** Opening Information block **

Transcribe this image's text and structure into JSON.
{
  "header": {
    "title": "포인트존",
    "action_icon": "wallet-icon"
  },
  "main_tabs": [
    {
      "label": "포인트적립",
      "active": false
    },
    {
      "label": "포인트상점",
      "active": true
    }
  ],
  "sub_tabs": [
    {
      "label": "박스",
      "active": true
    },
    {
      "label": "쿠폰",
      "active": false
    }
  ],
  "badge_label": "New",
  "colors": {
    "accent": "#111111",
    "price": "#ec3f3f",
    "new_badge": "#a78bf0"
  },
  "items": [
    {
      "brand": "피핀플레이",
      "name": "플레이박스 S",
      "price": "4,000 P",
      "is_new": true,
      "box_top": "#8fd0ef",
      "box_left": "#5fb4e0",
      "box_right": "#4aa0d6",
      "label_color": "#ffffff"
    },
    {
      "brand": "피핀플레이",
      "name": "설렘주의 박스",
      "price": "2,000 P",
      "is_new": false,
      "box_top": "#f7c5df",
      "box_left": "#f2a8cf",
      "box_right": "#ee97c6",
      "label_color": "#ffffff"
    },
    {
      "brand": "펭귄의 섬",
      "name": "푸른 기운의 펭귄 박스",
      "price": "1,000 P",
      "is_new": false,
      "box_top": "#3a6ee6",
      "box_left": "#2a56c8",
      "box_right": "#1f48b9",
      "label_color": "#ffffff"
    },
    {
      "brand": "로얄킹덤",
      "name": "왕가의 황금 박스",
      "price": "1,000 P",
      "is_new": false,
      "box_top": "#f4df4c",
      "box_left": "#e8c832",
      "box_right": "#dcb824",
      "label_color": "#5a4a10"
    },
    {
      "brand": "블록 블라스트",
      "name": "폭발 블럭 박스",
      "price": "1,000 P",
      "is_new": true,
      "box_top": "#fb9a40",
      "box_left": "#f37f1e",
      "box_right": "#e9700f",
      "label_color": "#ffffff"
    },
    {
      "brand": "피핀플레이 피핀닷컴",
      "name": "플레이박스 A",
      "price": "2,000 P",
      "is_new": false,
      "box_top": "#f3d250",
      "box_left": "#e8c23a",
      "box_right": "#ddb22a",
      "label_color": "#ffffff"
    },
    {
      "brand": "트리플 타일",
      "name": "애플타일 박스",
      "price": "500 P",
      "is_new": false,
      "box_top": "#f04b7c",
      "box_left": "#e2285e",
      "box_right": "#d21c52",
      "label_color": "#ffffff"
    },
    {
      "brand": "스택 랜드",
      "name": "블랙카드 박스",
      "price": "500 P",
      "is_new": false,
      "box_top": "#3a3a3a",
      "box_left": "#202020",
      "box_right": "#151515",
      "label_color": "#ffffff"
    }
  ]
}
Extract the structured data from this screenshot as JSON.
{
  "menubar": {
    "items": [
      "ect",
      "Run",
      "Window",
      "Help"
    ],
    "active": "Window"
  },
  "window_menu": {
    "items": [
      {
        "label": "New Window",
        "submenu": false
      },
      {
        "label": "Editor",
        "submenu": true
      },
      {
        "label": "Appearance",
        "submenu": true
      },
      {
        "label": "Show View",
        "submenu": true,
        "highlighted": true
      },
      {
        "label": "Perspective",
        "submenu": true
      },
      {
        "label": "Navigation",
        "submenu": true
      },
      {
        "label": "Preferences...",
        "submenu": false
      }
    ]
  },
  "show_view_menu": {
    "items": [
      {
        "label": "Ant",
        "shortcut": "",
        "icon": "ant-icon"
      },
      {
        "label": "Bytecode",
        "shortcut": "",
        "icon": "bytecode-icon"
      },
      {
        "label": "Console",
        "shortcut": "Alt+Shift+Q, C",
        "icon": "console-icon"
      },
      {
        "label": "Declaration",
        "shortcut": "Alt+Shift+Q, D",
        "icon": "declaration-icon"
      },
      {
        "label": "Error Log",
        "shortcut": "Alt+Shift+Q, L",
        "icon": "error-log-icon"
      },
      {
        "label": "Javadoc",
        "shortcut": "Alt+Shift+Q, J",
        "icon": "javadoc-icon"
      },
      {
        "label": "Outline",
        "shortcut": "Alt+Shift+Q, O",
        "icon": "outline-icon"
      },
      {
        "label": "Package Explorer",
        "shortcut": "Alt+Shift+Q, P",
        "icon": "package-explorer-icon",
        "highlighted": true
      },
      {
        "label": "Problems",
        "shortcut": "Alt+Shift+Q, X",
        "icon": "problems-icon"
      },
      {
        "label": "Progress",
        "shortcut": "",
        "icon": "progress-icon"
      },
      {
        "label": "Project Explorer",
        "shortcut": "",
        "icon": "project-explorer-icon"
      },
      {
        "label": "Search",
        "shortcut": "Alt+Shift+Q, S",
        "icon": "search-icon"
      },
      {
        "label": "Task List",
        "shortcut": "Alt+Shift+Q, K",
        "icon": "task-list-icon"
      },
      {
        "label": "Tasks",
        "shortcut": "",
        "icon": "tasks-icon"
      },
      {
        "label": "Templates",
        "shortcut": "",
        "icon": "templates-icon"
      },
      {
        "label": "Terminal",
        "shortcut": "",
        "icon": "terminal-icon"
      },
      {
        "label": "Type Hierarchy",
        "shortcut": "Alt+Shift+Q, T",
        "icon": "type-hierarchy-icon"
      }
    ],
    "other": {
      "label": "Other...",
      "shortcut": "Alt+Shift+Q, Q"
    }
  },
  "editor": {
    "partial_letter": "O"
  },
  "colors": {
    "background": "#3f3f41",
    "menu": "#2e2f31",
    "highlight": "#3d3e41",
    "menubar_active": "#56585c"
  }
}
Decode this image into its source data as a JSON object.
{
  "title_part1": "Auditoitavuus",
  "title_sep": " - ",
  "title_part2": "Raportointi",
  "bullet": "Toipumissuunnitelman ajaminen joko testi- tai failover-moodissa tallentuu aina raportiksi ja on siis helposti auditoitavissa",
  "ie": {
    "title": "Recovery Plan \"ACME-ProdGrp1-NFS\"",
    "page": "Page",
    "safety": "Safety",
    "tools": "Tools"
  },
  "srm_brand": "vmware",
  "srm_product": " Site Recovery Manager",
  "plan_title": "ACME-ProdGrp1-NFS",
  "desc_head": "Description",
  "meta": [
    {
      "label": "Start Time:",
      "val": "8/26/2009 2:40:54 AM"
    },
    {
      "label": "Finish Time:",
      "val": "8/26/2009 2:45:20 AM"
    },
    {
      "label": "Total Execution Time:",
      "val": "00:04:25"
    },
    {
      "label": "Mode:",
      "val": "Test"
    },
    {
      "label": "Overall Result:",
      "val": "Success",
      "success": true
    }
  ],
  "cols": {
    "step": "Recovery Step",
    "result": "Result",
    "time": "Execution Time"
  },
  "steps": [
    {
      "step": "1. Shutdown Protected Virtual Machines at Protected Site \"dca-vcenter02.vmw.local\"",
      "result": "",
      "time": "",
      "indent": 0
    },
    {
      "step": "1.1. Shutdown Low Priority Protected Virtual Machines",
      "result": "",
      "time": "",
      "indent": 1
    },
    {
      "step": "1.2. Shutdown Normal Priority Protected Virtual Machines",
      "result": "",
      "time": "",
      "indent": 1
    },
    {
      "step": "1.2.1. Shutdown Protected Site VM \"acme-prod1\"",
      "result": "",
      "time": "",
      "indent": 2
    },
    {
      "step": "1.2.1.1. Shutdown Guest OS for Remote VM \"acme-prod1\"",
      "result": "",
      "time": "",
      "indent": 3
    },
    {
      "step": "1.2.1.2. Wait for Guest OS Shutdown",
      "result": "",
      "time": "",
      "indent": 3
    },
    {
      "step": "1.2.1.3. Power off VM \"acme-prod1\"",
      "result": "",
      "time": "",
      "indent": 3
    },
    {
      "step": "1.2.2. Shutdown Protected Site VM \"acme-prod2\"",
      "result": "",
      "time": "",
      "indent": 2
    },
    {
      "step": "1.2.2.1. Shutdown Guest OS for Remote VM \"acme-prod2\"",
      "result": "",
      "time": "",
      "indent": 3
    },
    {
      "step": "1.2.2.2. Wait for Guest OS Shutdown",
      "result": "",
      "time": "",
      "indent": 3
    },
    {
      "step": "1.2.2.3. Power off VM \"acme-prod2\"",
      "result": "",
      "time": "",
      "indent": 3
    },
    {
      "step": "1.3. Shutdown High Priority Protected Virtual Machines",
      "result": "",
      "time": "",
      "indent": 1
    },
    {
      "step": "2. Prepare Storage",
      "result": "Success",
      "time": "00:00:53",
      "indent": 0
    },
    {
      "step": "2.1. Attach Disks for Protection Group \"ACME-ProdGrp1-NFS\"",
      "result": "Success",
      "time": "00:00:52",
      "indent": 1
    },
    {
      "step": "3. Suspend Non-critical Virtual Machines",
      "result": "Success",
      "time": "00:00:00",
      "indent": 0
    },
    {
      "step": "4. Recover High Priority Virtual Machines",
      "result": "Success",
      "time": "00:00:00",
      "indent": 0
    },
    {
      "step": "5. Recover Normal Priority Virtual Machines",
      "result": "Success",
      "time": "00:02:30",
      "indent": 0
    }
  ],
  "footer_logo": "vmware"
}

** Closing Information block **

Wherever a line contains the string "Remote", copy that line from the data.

      "step": "1.2.1.1. Shutdown Guest OS for Remote VM \"acme-prod1\"",
      "step": "1.2.2.1. Shutdown Guest OS for Remote VM \"acme-prod2\"",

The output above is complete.